All of that last red lyrium post brought us around full circle to that idol that the Tethras brothers and Hawke find on the altar in DA2. Even presuming it existed when the thaig was abandoned, we know it’s far from inert. What we don’t know is whether it was corrupted when it was made or if it was subsequently tainted.

I see no reason to assume that lyrium requires direct, physical contact to absorb something as ephemeral as spirits. Even if it did, we cannot know how long the Profane have been lying inactive. The demon we meet there says that they hunger but it must have been a very long time since the dwarves drove the Darkspawn that deep. What they crave could, after all, be the spirits of the dead.

Questions: Alistair and the Warden on Her Leaving

If the Warden and Alistair were still involved at the end of Dragon Age: Origins he mentions her to Hawke in DA2, whether as a Grey Warden or as King of Ferelden. Yet four short years later Cassandra observes to Leliana that Hawke has gone missing, “just like the Warden.”

Whether it can be a coincidence or not (and, one assumes from the inclusion of the line that it is not), she and Alistair must have had quite the conversation about it before she left him. Because you have several ways to play DA:O even within the confines of an Alistair-Warden relationship, you could have anything from a wife leaving her capable husband to rule his country to a mistress bailing out on a miserable king who only rules with the support of his uncle and didn’t want the job in the first place.

We don’t know a thing about where the Warden went, as yet. For the moment, my head canon is that she didn’t tell Alistair, either. I sincerely doubt he could stand up to Leliana’s determined questioning, after all. Even a hardened king still wants to think the best of everyone and would never believe the devout little redhead that helped save Thedas wasn’t his trusted friend. But if the Warden can’t tell him where she’s going, what the heck would she have said?

Transmutation, Chapter 5

A Warden and a Worry

On an early-spring day of the sort that made Cullen wish the Circle tower had windows below the Harrowing chamber, a man arrived that threw the complacent residents into turmoil. The weathered little boat rowed across Lake Callenhad unannounced and a Grey Warden stepped onto the dock.

His dark beard jutted to a perfect point before him and his distinctive plate threw sparks of sunlight as he strode up to the doors with a dagger and sword gleaming prominently on his back, at least according to the men guarding the entry that day. Everyone in Thedas knew of the fabled order and their ages-old charge to protect their world from a threat unseen for four hundred years, no one at Kinloch Hold had ever seen a Warden nor expected to.
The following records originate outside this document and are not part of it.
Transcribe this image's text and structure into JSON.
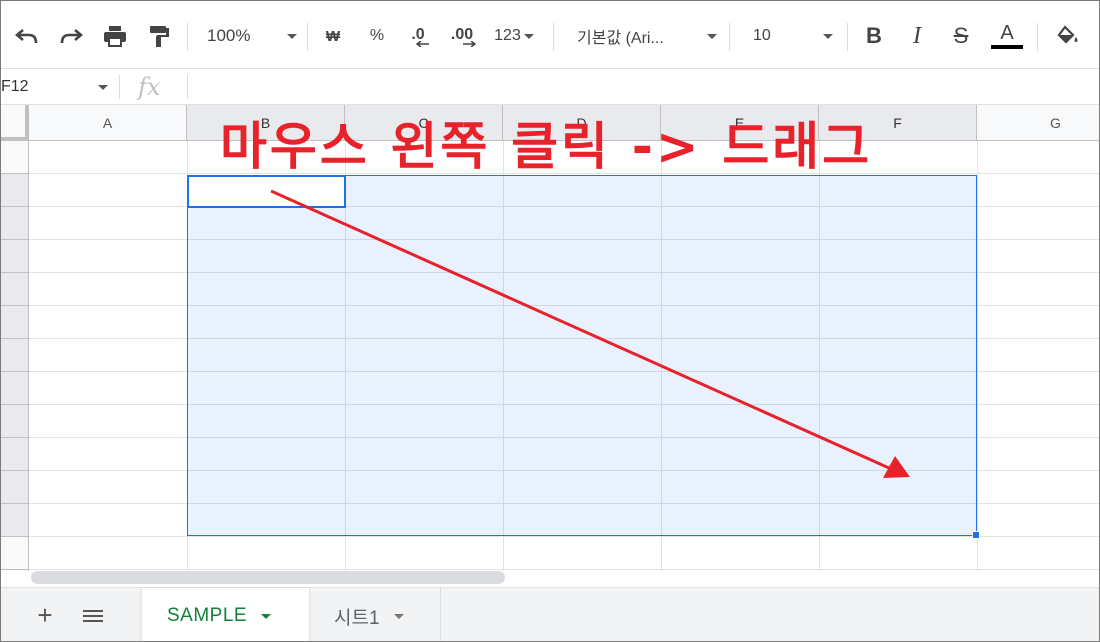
{
  "toolbar": {
    "undo_icon": "undo-icon",
    "redo_icon": "redo-icon",
    "print_icon": "print-icon",
    "paint_format_icon": "paint-format-icon",
    "zoom": "100%",
    "currency": "₩",
    "percent": "%",
    "dec_decrease": ".0",
    "dec_increase": ".00",
    "number_format": "123",
    "font_family": "기본값 (Ari...",
    "font_size": "10",
    "bold": "B",
    "italic": "I",
    "strike": "S",
    "text_color_letter": "A",
    "text_color": "#000000",
    "fill_icon": "fill-color-icon"
  },
  "formula_bar": {
    "name_box": "F12",
    "fx": "fx",
    "value": ""
  },
  "grid": {
    "columns": [
      "A",
      "B",
      "C",
      "D",
      "E",
      "F",
      "G"
    ],
    "selected_columns": [
      "B",
      "C",
      "D",
      "E",
      "F"
    ],
    "active_cell": "B",
    "selection_color": "#1a73e8"
  },
  "annotation": {
    "text": "마우스 왼쪽 클릭 -> 드래그",
    "color": "#e8222b"
  },
  "sheets": {
    "add_label": "+",
    "tabs": [
      {
        "label": "SAMPLE",
        "active": true
      },
      {
        "label": "시트1",
        "active": false
      }
    ],
    "active_color": "#188038"
  }
}
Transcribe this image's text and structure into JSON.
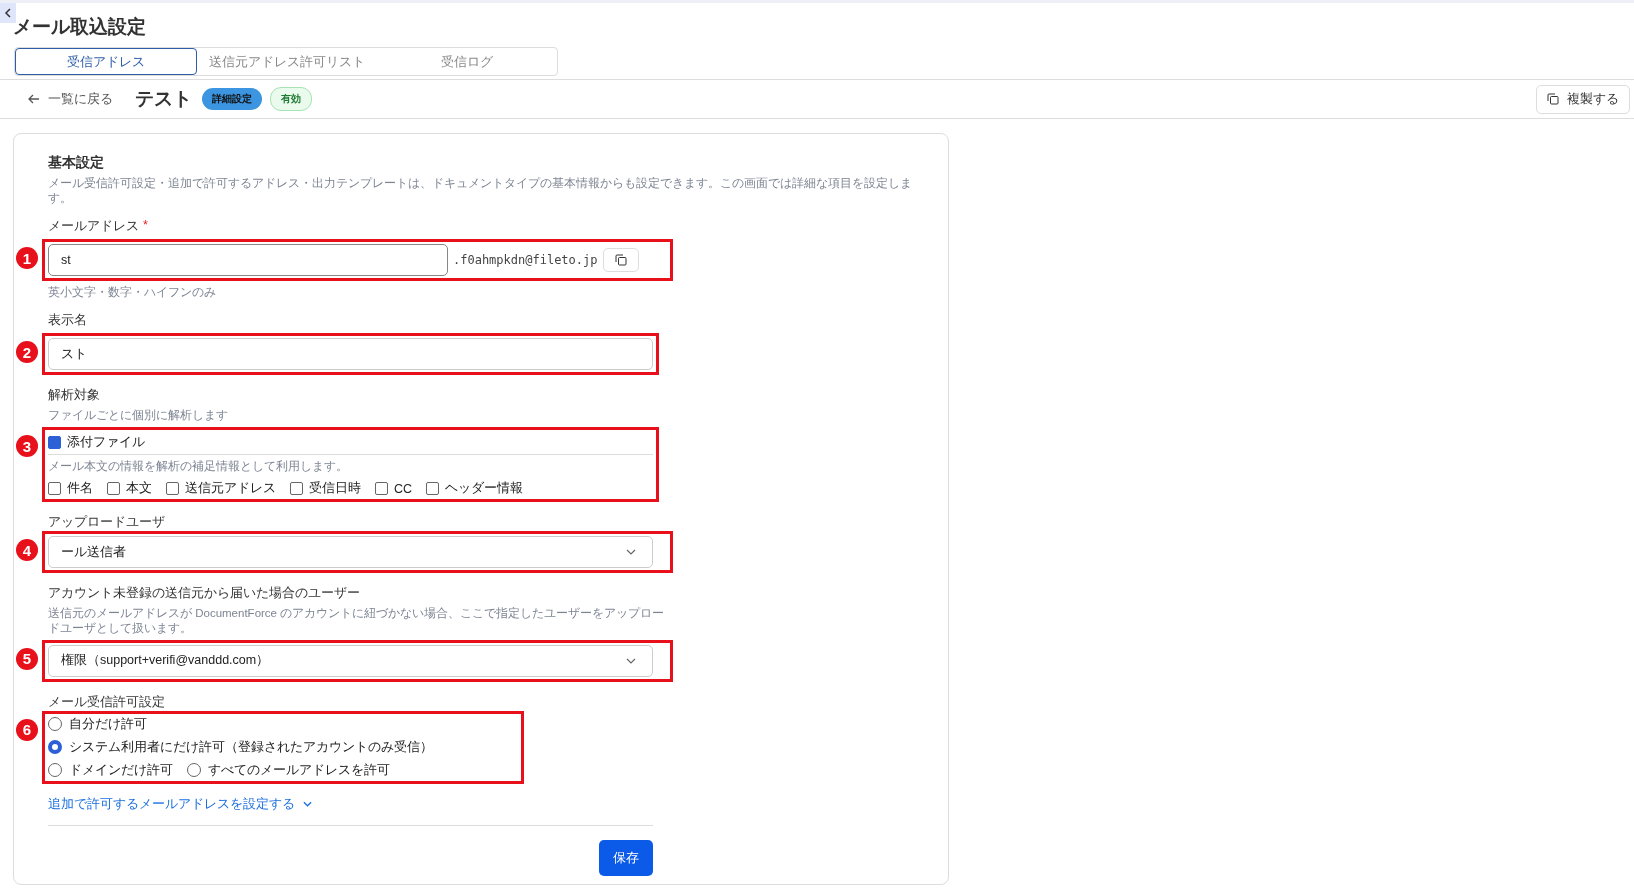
{
  "page_title": "メール取込設定",
  "tabs": [
    {
      "label": "受信アドレス",
      "selected": true
    },
    {
      "label": "送信元アドレス許可リスト",
      "selected": false
    },
    {
      "label": "受信ログ",
      "selected": false
    }
  ],
  "header": {
    "back_link": "一覧に戻る",
    "title": "テスト",
    "badges": [
      {
        "label": "詳細設定",
        "kind": "info"
      },
      {
        "label": "有効",
        "kind": "success"
      }
    ],
    "duplicate_button": "複製する"
  },
  "section": {
    "title": "基本設定",
    "description": "メール受信許可設定・追加で許可するアドレス・出力テンプレートは、ドキュメントタイプの基本情報からも設定できます。この画面では詳細な項目を設定します。"
  },
  "email": {
    "label": "メールアドレス",
    "required_mark": "*",
    "value": "st",
    "domain": ".f0ahmpkdn@fileto.jp",
    "hint": "英小文字・数字・ハイフンのみ",
    "annotation": "1"
  },
  "display_name": {
    "label": "表示名",
    "value": "スト",
    "annotation": "2"
  },
  "analysis": {
    "label": "解析対象",
    "description": "ファイルごとに個別に解析します",
    "attachment": {
      "label": "添付ファイル",
      "checked": true
    },
    "body_description": "メール本文の情報を解析の補足情報として利用します。",
    "options": [
      {
        "label": "件名",
        "checked": false
      },
      {
        "label": "本文",
        "checked": false
      },
      {
        "label": "送信元アドレス",
        "checked": false
      },
      {
        "label": "受信日時",
        "checked": false
      },
      {
        "label": "CC",
        "checked": false
      },
      {
        "label": "ヘッダー情報",
        "checked": false
      }
    ],
    "annotation": "3"
  },
  "upload_user": {
    "label": "アップロードユーザ",
    "value": "ール送信者",
    "annotation": "4"
  },
  "unregistered_user": {
    "label": "アカウント未登録の送信元から届いた場合のユーザー",
    "description": "送信元のメールアドレスが DocumentForce のアカウントに紐づかない場合、ここで指定したユーザーをアップロードユーザとして扱います。",
    "value": "権限（support+verifi@vanddd.com）",
    "annotation": "5"
  },
  "permission": {
    "label": "メール受信許可設定",
    "options": [
      {
        "label": "自分だけ許可",
        "selected": false
      },
      {
        "label": "システム利用者にだけ許可（登録されたアカウントのみ受信）",
        "selected": true
      },
      {
        "label": "ドメインだけ許可",
        "selected": false
      },
      {
        "label": "すべてのメールアドレスを許可",
        "selected": false
      }
    ],
    "annotation": "6"
  },
  "additional_link": "追加で許可するメールアドレスを設定する",
  "save_button": "保存"
}
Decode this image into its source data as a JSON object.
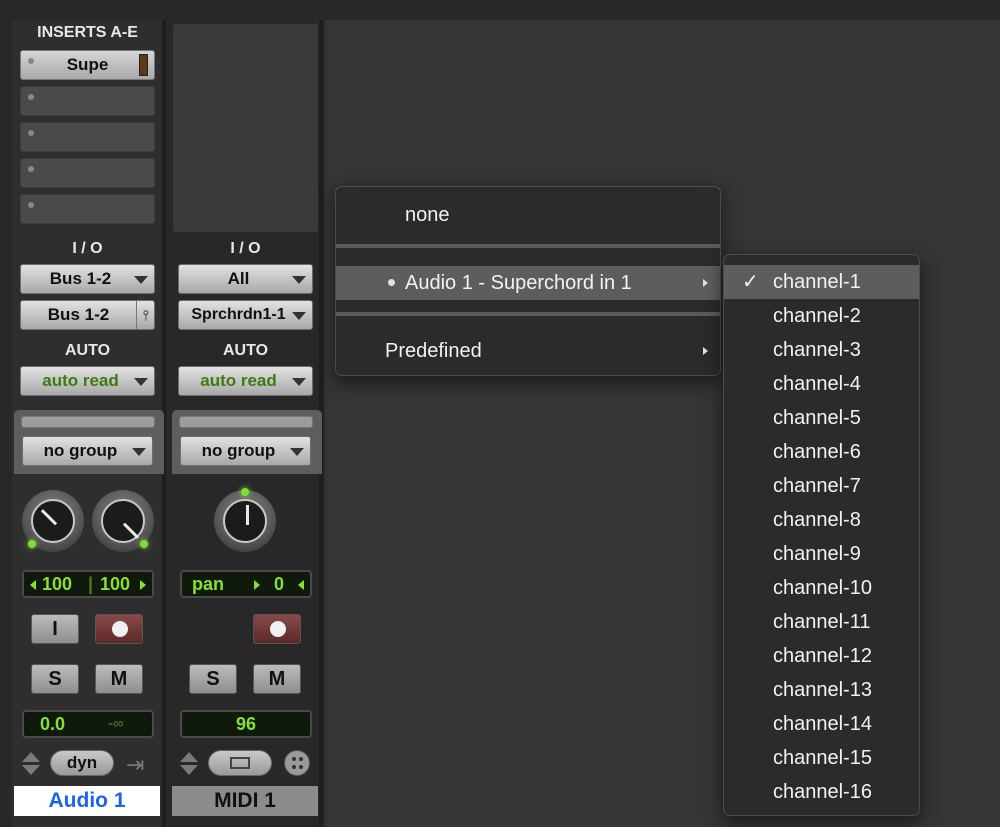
{
  "audio_track": {
    "name": "Audio 1",
    "name_color": "#1a64e6",
    "inserts_header": "INSERTS A-E",
    "insert_a": "Supe",
    "io_header": "I / O",
    "input": "Bus 1-2",
    "output": "Bus 1-2",
    "auto_header": "AUTO",
    "automation": "auto read",
    "group": "no group",
    "pan_left": "100",
    "pan_right": "100",
    "input_monitor_label": "I",
    "solo_label": "S",
    "mute_label": "M",
    "volume": "0.0",
    "peak": "-∞",
    "dyn_label": "dyn"
  },
  "midi_track": {
    "name": "MIDI 1",
    "io_header": "I / O",
    "input": "All",
    "output": "Sprchrdn1-1",
    "auto_header": "AUTO",
    "automation": "auto read",
    "group": "no group",
    "pan_label": "pan",
    "pan_value": "0",
    "solo_label": "S",
    "mute_label": "M",
    "velocity": "96"
  },
  "output_menu": {
    "items": {
      "none": "none",
      "instrument": "Audio 1 - Superchord in 1",
      "predefined": "Predefined"
    }
  },
  "channel_submenu": {
    "selected": "channel-1",
    "items": [
      "channel-1",
      "channel-2",
      "channel-3",
      "channel-4",
      "channel-5",
      "channel-6",
      "channel-7",
      "channel-8",
      "channel-9",
      "channel-10",
      "channel-11",
      "channel-12",
      "channel-13",
      "channel-14",
      "channel-15",
      "channel-16"
    ]
  }
}
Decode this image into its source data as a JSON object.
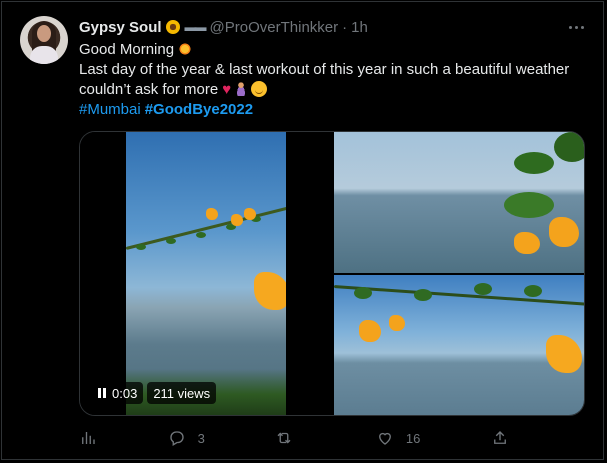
{
  "tweet": {
    "display_name": "Gypsy Soul",
    "handle": "@ProOverThinkker",
    "separator": "·",
    "time": "1h",
    "line1": "Good Morning",
    "line2": "Last day of the year & last workout of this year in such a beautiful weather",
    "line3": "couldn’t ask for more",
    "hashtags": [
      "#Mumbai",
      "#GoodBye2022"
    ]
  },
  "video": {
    "time": "0:03",
    "views": "211 views"
  },
  "actions": {
    "analytics_icon": "bar-chart-icon",
    "replies": "3",
    "retweets": "",
    "likes": "16",
    "share_icon": "share-icon"
  },
  "colors": {
    "background": "#000000",
    "text": "#e7e9ea",
    "muted": "#71767b",
    "link": "#1d9bf0",
    "border": "#2f3336"
  }
}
Even in the isolation of the Hold reports had come ever more frequently of skirmishes with Darkspawn, the tainted creatures that teemed in the Deep Roads the dwarves had tunneled beneath all the known world thousands of years before. The king himself, Cailan the Glorious, had called for a contingent of the Circle’s strongest mages to travel far south to Ostagar.

What Is Wrong with Dragon Age’s Red Lyrium?

As the beginning of a fascinating discussion about lyrium, both red and blue, on the BSN recently the idea was posited that the special stone is not, in fact, mere mineral but actually a living entity. The concept immediately captured my imagination and I’ve been pondering the implications since.

The short version runs thus: dwarves literally go back to the stone when they die. The bodies as well as the spirits of their dead are absorbed by the veins of lyrium that run through the entirety of Thedas (and, one presumes, the planet on which that continent is located but that’s a much different set of speculations). Lyrium sings, as is clearly demonstrated, and it does so with the voices of dwarven ancestors.

Now, I can’t say that I’m sold on the idea that lyrium eats the dead bodily. I’ve got this awful vision of dwarven tombs empty but for a tendril of ravenous, glowing blue stone waiting for its next helping. However, the concept of its both creating and reclaiming the spirits of the dwarves does make a certain amount of sense in the Dragon Age universe. But what about that dangerous red lyrium?